                            For other owners who may be reading this - and I mean this nicely. If you disagree because your system is different, that’s fine, don’t make the mistake of assuming that mine is the same. Once bios initialisation is finished, Win 7-64 loads in 9.5 to 10 seconds flat. I mean the Frontend is running 2 seconds after that. It’s the 8 to 12 second wait before bios screen starts and then add 8 second bios load time that’s the killer.

                            Yes everything in the bios is optimised for the fastest boot. A dozen times over! Which is why I’m so interested in the links supplied.

                            Standby Power:

                            If you look at the vehicle wiring circuit, you will notice I have a small 14Ah (soon to be a flat profile 24Ah) sealed battery that powers the PC. I designed an automatic charge and isolate circuit for this system, also shown in the diagram. This setup will run the PC in suspend to ram for about 24 hours before it shuts it down. With this system there can “never” be a power drain issue with the Car battery, no matter what the PC does.

                            Resume from suspend to ram is 2 seconds, however almost a second of that is the M4-ATX IGN on sense delay.
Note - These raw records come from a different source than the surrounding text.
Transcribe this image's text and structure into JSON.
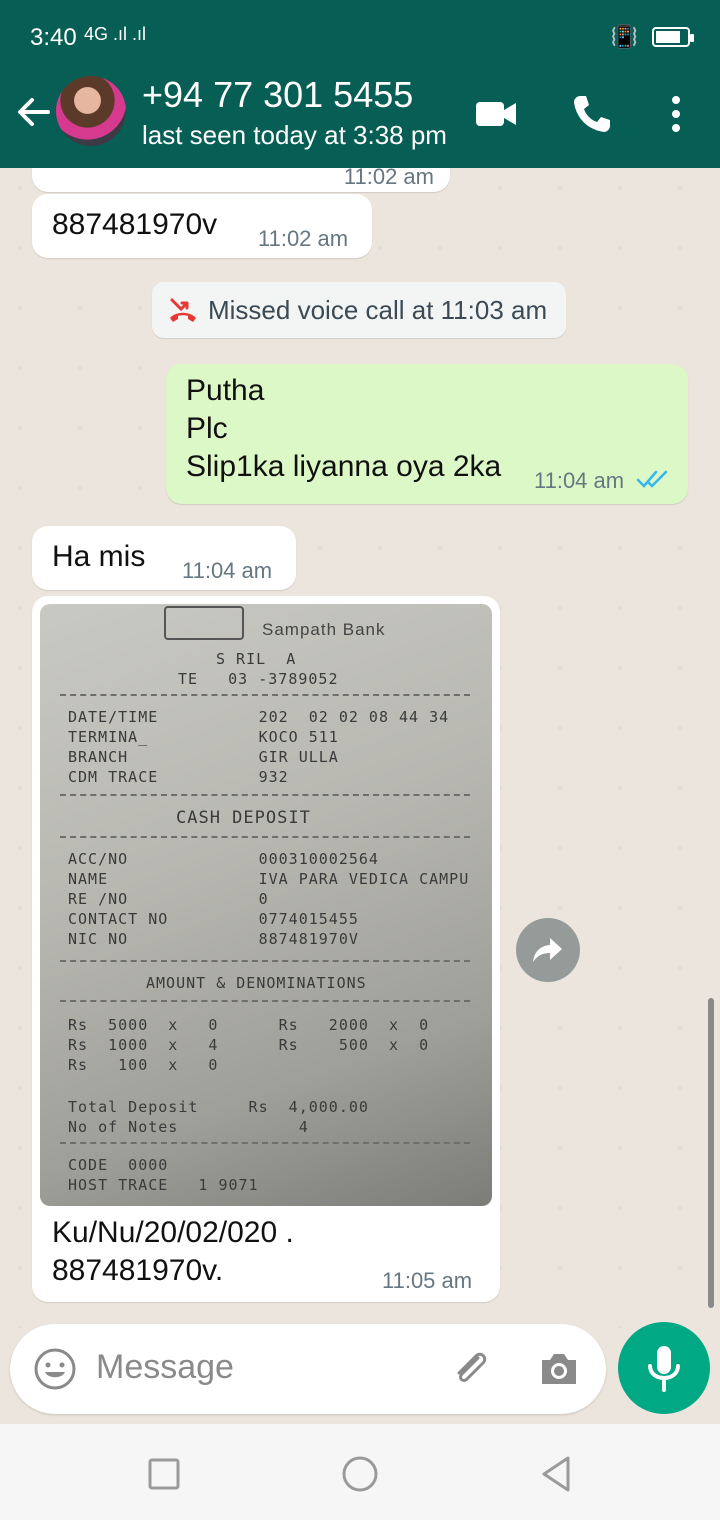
{
  "status_bar": {
    "time": "3:40",
    "signal": "4G .ıl .ıl"
  },
  "header": {
    "contact": "+94 77 301 5455",
    "last_seen": "last seen today at 3:38 pm",
    "icons": [
      "back-arrow-icon",
      "video-call-icon",
      "phone-icon",
      "more-vert-icon"
    ]
  },
  "messages": [
    {
      "id": "prev",
      "dir": "in",
      "time": "11:02 am"
    },
    {
      "id": "id_msg",
      "dir": "in",
      "text": "887481970v",
      "time": "11:02 am"
    },
    {
      "id": "missed",
      "type": "system",
      "text": "Missed voice call at 11:03 am"
    },
    {
      "id": "out",
      "dir": "out",
      "text": "Putha\nPlc\nSlip1ka liyanna oya 2ka",
      "time": "11:04 am",
      "read": true
    },
    {
      "id": "ha",
      "dir": "in",
      "text": "Ha mis",
      "time": "11:04 am"
    },
    {
      "id": "img",
      "dir": "in",
      "type": "image",
      "caption": "Ku/Nu/20/02/020 .\n887481970v.",
      "time": "11:05 am"
    }
  ],
  "receipt": {
    "bank": "Sampath Bank",
    "lines": [
      "S RIL  A",
      "TE   03 -3789052",
      "DATE/TIME          202  02 02 08 44 34",
      "TERMINA_           KOCO 511",
      "BRANCH             GIR ULLA",
      "CDM TRACE          932",
      "CASH DEPOSIT",
      "ACC/NO             000310002564",
      "NAME               IVA PARA VEDICA CAMPU",
      "RE /NO             0",
      "CONTACT NO         0774015455",
      "NIC NO             887481970V",
      "AMOUNT & DENOMINATIONS",
      "Rs  5000  x   0      Rs   2000  x  0",
      "Rs  1000  x   4      Rs    500  x  0",
      "Rs   100  x   0",
      "Total Deposit     Rs  4,000.00",
      "No of Notes            4",
      "CODE  0000",
      "HOST TRACE   1 9071"
    ]
  },
  "composer": {
    "placeholder": "Message"
  },
  "colors": {
    "header": "#075e54",
    "outgoing": "#dcf8c6",
    "accent": "#00a884",
    "ticks": "#34b7f1",
    "missed": "#e53935"
  }
}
It is virtually an instant on system and you would never know that there is a PC running windows powering the system.

                            For me, that was one of the goals. I can be in and out of the car a dozen or more times a day and it just rocks, music is playing as I start the car and GPS is usually ready to navigate as I put it into gear (GPS ready time depends on how long I’m out of the car).

                            However the links and video posted really have my attention, as soon as I get a chance I intend reading up on this. So thanks again for the links.

                            The OSK: I had to input five different destinations today in a hurry, including way points. Now that I’m used to the key layout, it’s as easy and fast to use as my old standalone Garmin GPS, in fact it’s easier as my dedicated car GPS does not have a full page refined search lists display like Garmin MPC which is installed on the Car-PC.
                            Last edited by Mickz; 03-14-2011, 12:12 AM.
                            Palm sized ainol MiniPC, 8" Transreflective PRO, Win10, Reverse camera, Dual 10HZ GPS RX's for Speed Display & Sat Nav, FM-DAB & Phone Modules, iDrive interface. T-Screen HVAC control, custom microcontrollers, microcode and FE.


                            • #15
                              Great work and excellent write up!